long and pointed with one to five flowers per stem. Hybrid teas
have varying degrees of fragrance. Cold hardiness depends on the
cultivar, growing location, and soil conditions. The desirable cultivar
is often grafted onto the roots of a different rose. Severe winter
dieback often results in the loss of the grafted top and a different
rose will appear the following year from the root system that survived.
Floribunda roses bear their flowers in clusters with individual
blooms similar to hybrid teas. Floribundas are gaining popularity
as "landscape roses." They are generally smaller in size
than hybrid teas. Like the tea roses, floribundas are often grafted
and rebloom throughout the growing season.
Grandiflora roses have characteristics of floribundas and hybrid
teas. They are similar to hybrid teas in hardiness, flower type,
and stature but individual flowers are slightly smaller and borne
in groups like floribundas. Grandifloras are usually grafted and
are reliable rebloomers.
Miniature roses are small in stature, flower, and leaf. Plant heights
range from 6 to 24 inches. The clusters of 1 to 2 inch diameter
flowers repeat bloom all summer. Miniatures are wonderful for small
landscapes or as an edging plant. They incorporate easily into perennial
beds or the front of a shrub border. Miniatures are grown on their
own roots and are very winter hardy. They reliably come back year
Polyantha rose flowers are smaller than grandifloras and borne
in very large clusters. They are hardier than hybrid teas. Repeat
bloom depends on the cultivar, but many cultivars blossom sporadically
during the summer after their peak bloom in June. Polyanthas work
well in shrub borders. Their informal habit combines well with perennials.
Hybrid perpetual roses have large flowers but are not as tidy and
refined as hybrid teas. Many of these roses do not rebloom. The
large vigorous bushes are generally very cold hardy.
Old fashioned, heritage, and antique roses are grouped together.
They were grown in gardens sometime in the past and do not really
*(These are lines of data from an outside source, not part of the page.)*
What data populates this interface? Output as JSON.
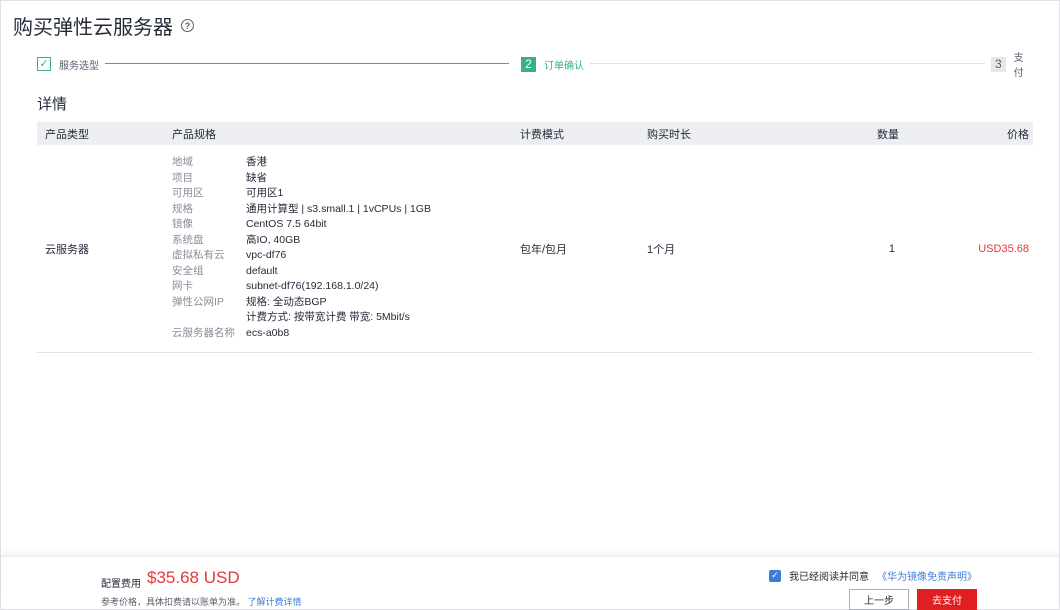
{
  "header": {
    "title": "购买弹性云服务器",
    "help_icon": "question-circle-icon"
  },
  "steps": [
    {
      "label": "服务选型",
      "state": "done"
    },
    {
      "number": "2",
      "label": "订单确认",
      "state": "active"
    },
    {
      "number": "3",
      "label": "支付",
      "state": "todo"
    }
  ],
  "section_title": "详情",
  "table": {
    "columns": [
      "产品类型",
      "产品规格",
      "计费模式",
      "购买时长",
      "数量",
      "价格"
    ],
    "row": {
      "type": "云服务器",
      "specs": [
        {
          "key": "地域",
          "value": "香港"
        },
        {
          "key": "项目",
          "value": "缺省"
        },
        {
          "key": "可用区",
          "value": "可用区1"
        },
        {
          "key": "规格",
          "value": "通用计算型 | s3.small.1 | 1vCPUs | 1GB"
        },
        {
          "key": "镜像",
          "value": "CentOS 7.5 64bit"
        },
        {
          "key": "系统盘",
          "value": "高IO, 40GB"
        },
        {
          "key": "虚拟私有云",
          "value": "vpc-df76"
        },
        {
          "key": "安全组",
          "value": "default"
        },
        {
          "key": "网卡",
          "value": "subnet-df76(192.168.1.0/24)"
        },
        {
          "key": "弹性公网IP",
          "value": "规格: 全动态BGP"
        },
        {
          "key": "",
          "value": "计费方式: 按带宽计费 带宽: 5Mbit/s"
        },
        {
          "key": "云服务器名称",
          "value": "ecs-a0b8"
        }
      ],
      "billing": "包年/包月",
      "duration": "1个月",
      "quantity": "1",
      "price": "USD35.68"
    }
  },
  "footer": {
    "fee_label": "配置费用",
    "fee_value": "$35.68 USD",
    "ref_note": "参考价格，具体扣费请以账单为准。",
    "ref_link": "了解计费详情",
    "agree_text": "我已经阅读并同意",
    "agree_link": "《华为镜像免责声明》",
    "agree_checked": true,
    "prev_label": "上一步",
    "pay_label": "去支付"
  },
  "colors": {
    "accent_green": "#36b37e",
    "price_red": "#e23b3b",
    "pay_button": "#e02020",
    "link_blue": "#3b7ed8"
  }
}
fit in one of the other rose classes. The blossoms of these roses
tend to be full, but flat in appearance. They are often very fragrant.
Because they have been cultivated for years, they are often more
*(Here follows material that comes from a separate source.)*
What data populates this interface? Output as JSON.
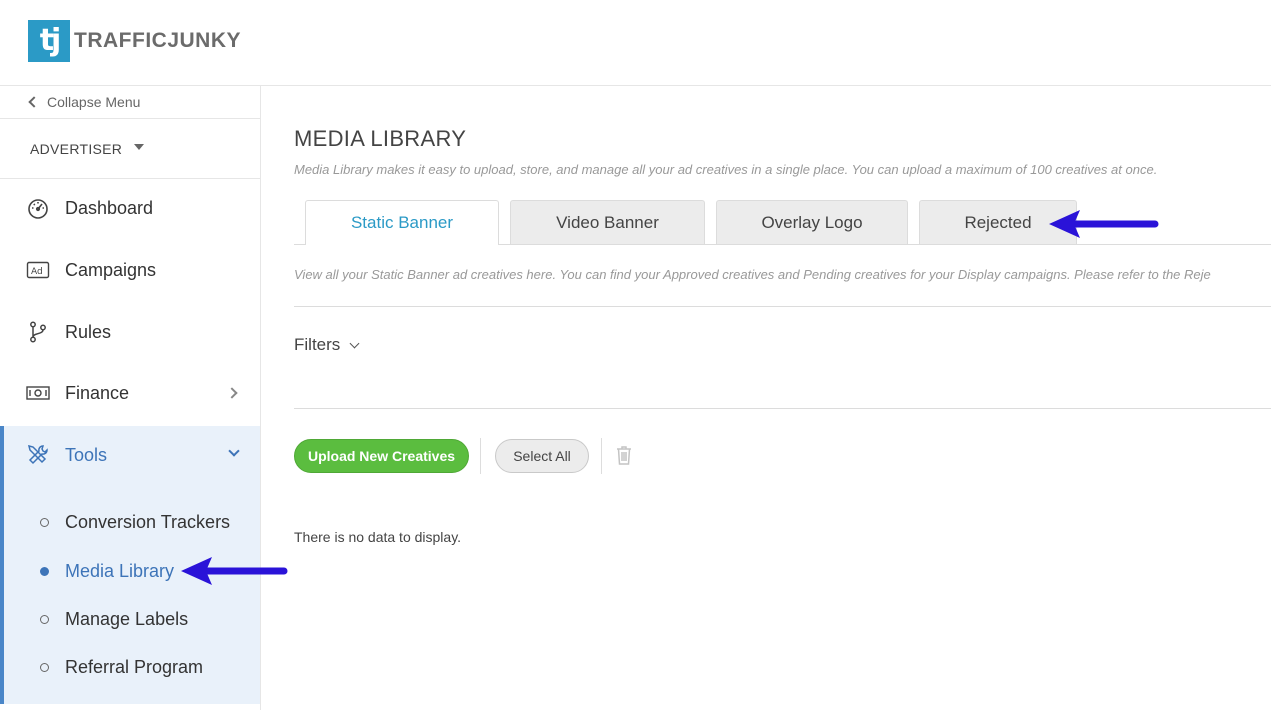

cold hardy and resistant to diseases and insects. Sadly, most bloom
only once in early summer.
Tree or standard roses are distinctive in form rather than flower.
Horticulturists create them by grafting a hybrid tea, grandiflora,
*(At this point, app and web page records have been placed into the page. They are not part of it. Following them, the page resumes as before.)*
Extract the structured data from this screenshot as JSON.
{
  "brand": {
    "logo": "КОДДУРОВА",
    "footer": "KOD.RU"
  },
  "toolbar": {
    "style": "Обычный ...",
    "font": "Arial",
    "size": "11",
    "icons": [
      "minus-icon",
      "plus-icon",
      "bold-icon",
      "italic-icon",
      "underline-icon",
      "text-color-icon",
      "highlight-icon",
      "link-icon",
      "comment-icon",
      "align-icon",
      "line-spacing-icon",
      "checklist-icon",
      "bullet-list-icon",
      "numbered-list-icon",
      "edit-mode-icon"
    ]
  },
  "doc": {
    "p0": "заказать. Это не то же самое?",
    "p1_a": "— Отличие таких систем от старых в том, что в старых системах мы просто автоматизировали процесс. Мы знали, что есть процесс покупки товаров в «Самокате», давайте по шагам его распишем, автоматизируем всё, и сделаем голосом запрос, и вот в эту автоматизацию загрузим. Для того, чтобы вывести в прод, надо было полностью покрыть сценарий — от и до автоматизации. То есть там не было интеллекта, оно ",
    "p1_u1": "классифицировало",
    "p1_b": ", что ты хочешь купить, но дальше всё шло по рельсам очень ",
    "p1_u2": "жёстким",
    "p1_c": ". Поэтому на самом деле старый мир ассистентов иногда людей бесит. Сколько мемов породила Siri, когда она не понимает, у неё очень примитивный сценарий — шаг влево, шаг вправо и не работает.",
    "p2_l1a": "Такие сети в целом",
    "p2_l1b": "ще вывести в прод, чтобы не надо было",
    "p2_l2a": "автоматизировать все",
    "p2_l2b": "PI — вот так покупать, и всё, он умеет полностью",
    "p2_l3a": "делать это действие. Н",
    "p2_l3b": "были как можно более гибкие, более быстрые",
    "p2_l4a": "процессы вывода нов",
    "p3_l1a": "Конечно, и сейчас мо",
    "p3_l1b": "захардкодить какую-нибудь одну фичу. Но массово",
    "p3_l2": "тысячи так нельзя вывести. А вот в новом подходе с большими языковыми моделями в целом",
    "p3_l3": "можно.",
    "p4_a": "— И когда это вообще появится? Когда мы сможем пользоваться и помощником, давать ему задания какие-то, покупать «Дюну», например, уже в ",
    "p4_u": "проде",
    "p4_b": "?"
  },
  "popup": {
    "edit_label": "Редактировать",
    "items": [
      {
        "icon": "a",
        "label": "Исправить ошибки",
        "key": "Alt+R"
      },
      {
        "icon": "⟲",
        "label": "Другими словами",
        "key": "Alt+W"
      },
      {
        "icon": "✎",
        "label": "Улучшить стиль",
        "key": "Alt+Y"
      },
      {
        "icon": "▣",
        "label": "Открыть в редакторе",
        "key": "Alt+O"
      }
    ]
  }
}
floribunda, or miniature onto an upright rose cane. Many popular
cultivars of roses are available in tree form. Tree roses are used
in formal gardens or as accent plants. They require special winter
protection to survive.
Shrub roses are another "catch all" grouping that includes
wild species, hybrids, cultivars, and other large densely growing
roses. Most are very hardy. The flowers are usually smaller and
may be singles or doubles. Many shrub roses have large attractive
fruits or hips in fall. The foliage and overall aspect of the plants
are pleasing. They are used in shrub borders or as informal hedges.
Climbing roses include all cultivars that produce long canes requiring
support. Climbing varieties are developed from hybrid teas, grandifloras,
floribundas, or others that produce extra long canes. The new cultivar
is often given the same name as the parent but the term climbing
is added. Climbers are trained on fences, arbors, or trellises.
Some varieties are useful as ground covers.
Rambler roses are fast growers, developing canes up to 20 feet
long. Clusters of small flowers develop on canes produced the preceding
year. Most cultivars bloom once in June. Ramblers are very hardy
but prone to powdery mildew disease. Newer cultivars are mildew
resistant and repeat bloomers.
In addition to class or type of rose, gardeners should keep in
mind disease resistance and cold hardiness. With the exception of
heavy shade, there is a rose for almost any garden. Gardeners who
have never grown roses or have been frustrated with finicky hybrid
teas, should give roses a chance.
June - July 2002:
from Setting Seeds
Plant a Buddleia for a Great Display | June Means Roses
The Other 'Bulbs'